Quote the records that follow in full and exactly; leave out the pictures.

(Stored entries)
= Beginning of Section =

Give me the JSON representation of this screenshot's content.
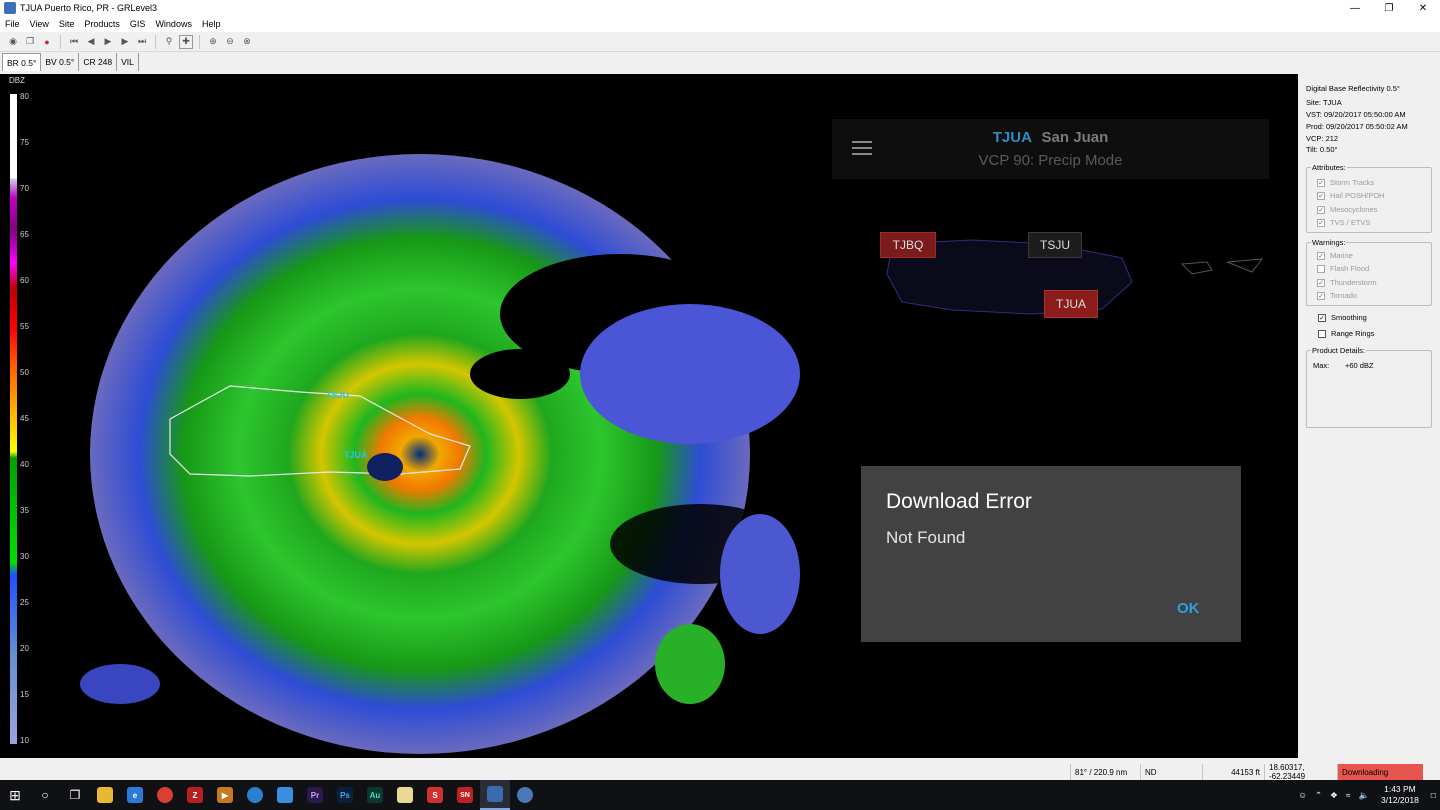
{
  "window": {
    "title": "TJUA Puerto Rico, PR - GRLevel3",
    "controls": [
      "—",
      "❐",
      "✕"
    ]
  },
  "menu": [
    "File",
    "View",
    "Site",
    "Products",
    "GIS",
    "Windows",
    "Help"
  ],
  "product_tabs": [
    "BR 0.5°",
    "BV 0.5°",
    "CR 248",
    "VIL"
  ],
  "scale": {
    "unit": "DBZ",
    "ticks": [
      "80",
      "75",
      "70",
      "65",
      "60",
      "55",
      "50",
      "45",
      "40",
      "35",
      "30",
      "25",
      "20",
      "15",
      "10"
    ]
  },
  "map_labels": {
    "tsju": "TSJU",
    "tjua": "TJUA"
  },
  "overlay": {
    "site_code": "TJUA",
    "site_name": "San Juan",
    "vcp": "VCP 90: Precip Mode",
    "menu_icon": "hamburger-menu-icon",
    "markers": [
      "TJBQ",
      "TSJU",
      "TJUA"
    ]
  },
  "dialog": {
    "title": "Download Error",
    "message": "Not Found",
    "ok_label": "OK"
  },
  "panel": {
    "product": "Digital Base Reflectivity 0.5°",
    "site": "Site:  TJUA",
    "vst": "VST:  09/20/2017  05:50:00 AM",
    "prod": "Prod: 09/20/2017  05:50:02 AM",
    "vcp": "VCP:  212",
    "tilt": "Tilt:   0.50°",
    "attributes_title": "Attributes:",
    "attributes": [
      "Storm Tracks",
      "Hail POSH/POH",
      "Mesocyclones",
      "TVS / ETVS"
    ],
    "warnings_title": "Warnings:",
    "warnings": [
      "Marine",
      "Flash Flood",
      "Thunderstorm",
      "Tornado"
    ],
    "smoothing": "Smoothing",
    "range_rings": "Range Rings",
    "details_title": "Product Details:",
    "details_max_label": "Max:",
    "details_max_value": "+60 dBZ"
  },
  "status": {
    "azimuth": "81° / 220.9 nm",
    "value": "ND",
    "height": "44153 ft",
    "coords": "18.60317, -62.23449",
    "state": "Downloading",
    "state_color": "#e8544e"
  },
  "taskbar": {
    "time": "1:43 PM",
    "date": "3/12/2018"
  }
}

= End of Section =

● Your response
Give me the JSON representation of this screenshot's content.
{
  "window": {
    "title": "TJUA Puerto Rico, PR - GRLevel3",
    "controls": [
      "—",
      "❐",
      "✕"
    ]
  },
  "menu": [
    "File",
    "View",
    "Site",
    "Products",
    "GIS",
    "Windows",
    "Help"
  ],
  "product_tabs": [
    "BR 0.5°",
    "BV 0.5°",
    "CR 248",
    "VIL"
  ],
  "scale": {
    "unit": "DBZ",
    "ticks": [
      "80",
      "75",
      "70",
      "65",
      "60",
      "55",
      "50",
      "45",
      "40",
      "35",
      "30",
      "25",
      "20",
      "15",
      "10"
    ]
  },
  "map_labels": {
    "tsju": "TSJU",
    "tjua": "TJUA"
  },
  "overlay": {
    "site_code": "TJUA",
    "site_name": "San Juan",
    "vcp": "VCP 90: Precip Mode",
    "menu_icon": "hamburger-menu-icon",
    "markers": [
      "TJBQ",
      "TSJU",
      "TJUA"
    ]
  },
  "dialog": {
    "title": "Download Error",
    "message": "Not Found",
    "ok_label": "OK"
  },
  "panel": {
    "product": "Digital Base Reflectivity 0.5°",
    "site": "Site:  TJUA",
    "vst": "VST:  09/20/2017  05:50:00 AM",
    "prod": "Prod: 09/20/2017  05:50:02 AM",
    "vcp": "VCP:  212",
    "tilt": "Tilt:   0.50°",
    "attributes_title": "Attributes:",
    "attributes": [
      "Storm Tracks",
      "Hail POSH/POH",
      "Mesocyclones",
      "TVS / ETVS"
    ],
    "warnings_title": "Warnings:",
    "warnings": [
      "Marine",
      "Flash Flood",
      "Thunderstorm",
      "Tornado"
    ],
    "smoothing": "Smoothing",
    "range_rings": "Range Rings",
    "details_title": "Product Details:",
    "details_max_label": "Max:",
    "details_max_value": "+60 dBZ"
  },
  "status": {
    "azimuth": "81° / 220.9 nm",
    "value": "ND",
    "height": "44153 ft",
    "coords": "18.60317, -62.23449",
    "state": "Downloading",
    "state_color": "#e8544e"
  },
  "taskbar": {
    "time": "1:43 PM",
    "date": "3/12/2018"
  }
}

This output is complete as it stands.